What is the NSABB?
National Science Advisory Board for Biosecurity
US organization that advises scientific community on policies re public disclosure
define transfection, transformation
: introducing foreign DNA into eukaryotic cells
: "" into prokaryotic cells
transfection is much easier
What is induced transformation and what are its variations?
untreaded plasmid DNA and bacteria yield very low DNA uptake
induced transformation results in thousands of transformed cells/ug plasmid DNA
: classical method
: electric discharge temporarily disrupts membrane allowing plasmid into cell, then quickly resealing (bacteria or plant cells most common)
What is a nuclease and what are its subcategories?
: enzyme that cleaves DNA (DNAse) or RNA (RNAse)
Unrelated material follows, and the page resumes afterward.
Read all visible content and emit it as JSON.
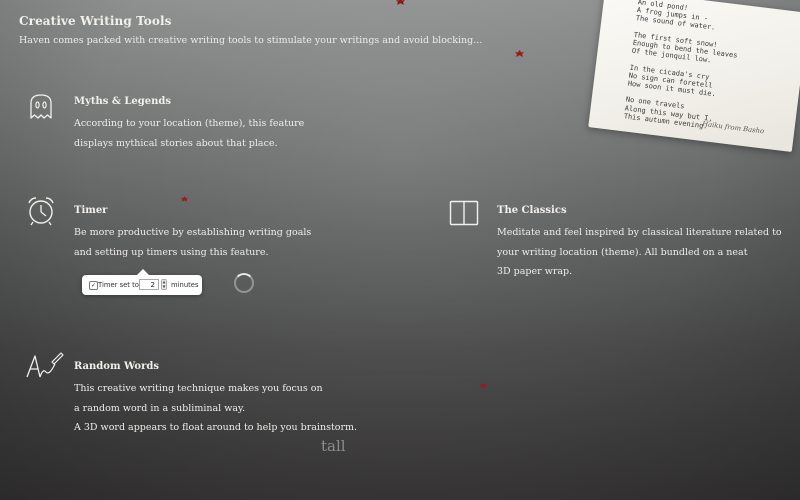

: cleaves from the end of nucleotide chain
: cleaves from the middle
What are Restriction Enzymes? Where do they come from?
Naturally occurring endonucleases
Found in many bacteria
Now commercially available
Describe the naming of restriction enzymes
letter 1 (capital)
: genus of bacteria
letters 2-3 (lowercase)
: species of bacteria
letter 4 (capital)
: strain of bacter
*NOTE- 4th letter may be absent
numeral after name
: order of discovery from that strain
EG- EcoR I (the first RE found in Eschericia coli R strain)
What trick can you use for finding a potential RE site in a string of nucleotides?
Scan the nucleotides for complementary pairs (CG or TA on the same strand)
Work outward from this point and look for a reverse complement of ~6 nucleotides
EG- 5'-3' GACGTC and 3'-5' CTGCAG
Describe the various ends that a restriction enzyme can form
: cuts asymmetrically within site such that a short single stranded segment extends from 5' ends
: cuts asymmetrically within site such that a short single stranged segment extends from 3' ends
: no overhangs exist (no sticky ends)
What is 1 unit in terms of RE sales? Is this useful?
Amount of time to digest 1ug lambda DNA in 1 hour under ideal conditions
Not very useful, what if lambda DNA has only 1 site and your gene has 10?
Why can't we save money and digest overnight with only a few units of RE?
Risk of nuclease degradation by contaminated DNAses is too high
How do you store restriction enzymes? Why?
In a -20C non-frost-free freezer, suspended in 50% glycerol
Frost free-freezers heat up periodically to eliminate frost, that will denature the enzymes
Glycerol prevents freezing
*NOTE- if too much glycerol is present then solution is too viscous
What is star activity?
Some RE are capable of cleaving similar, but nonidentical, sequences. (problem)
This is especially true under extreme conditions
What is the maximum amount RE in final soln?
10% of total volume, otherwise star activity will occur
What are the various RE buffers, and what is their purpose?
: maintains constant pH
: Mg++ are RE cofactor
: proper osmotic conditions
: reducing agent
: base for almost every buffer
Describe Primer relevance and general cloning scheme of overarching project
: RE site
: overlaps #3
: re site
: includes HIS tag
: amplify bacterial promoter (p1,p2) and gene (p3,p4) separately
amplify those products together (p1,p4)
Insert final product into new plasmid for entry into wt Cornyebacterium glutamicum
What is the purpose of PCR?
Spcifically targets and amplifies a single sequence from a mixture of DNA
What are the basic components required in PCR?
deoxynucleotide triphosphates (dNTPs)
: A, T, G, C
: must be thermal stable (eg.
: provide specificity to replication
: plasmid DNA is usually used
Why is the first cycle of PCR inefficient?
The true product doesn't appear until cycle 3 (it is only cut on one side before then)
What happens if annealing temperature is too high/low in PCR?
: primers bind to non-exact locations
: primers won't bind at all
What is multiplex PCR?
PCR that can copy 10-16 regions simultaneously with sensitivities of <1ng DNA
What applications has PCR improved?
Forensic DNA technology
Ancient DNA amplification for study
What are pros/cons of PCR?
: highly sensitive
small sample needed
: highly sensitive
contamination easy (product carryover)
must be extremely careful with equipment if using same primer
*negative controls (all amp requirements w/o DNA) are necessary
EXPERIMENT SPECIFIC- Gene start RE? End RE? size of gene
Gene start RE
: BamHI and SacI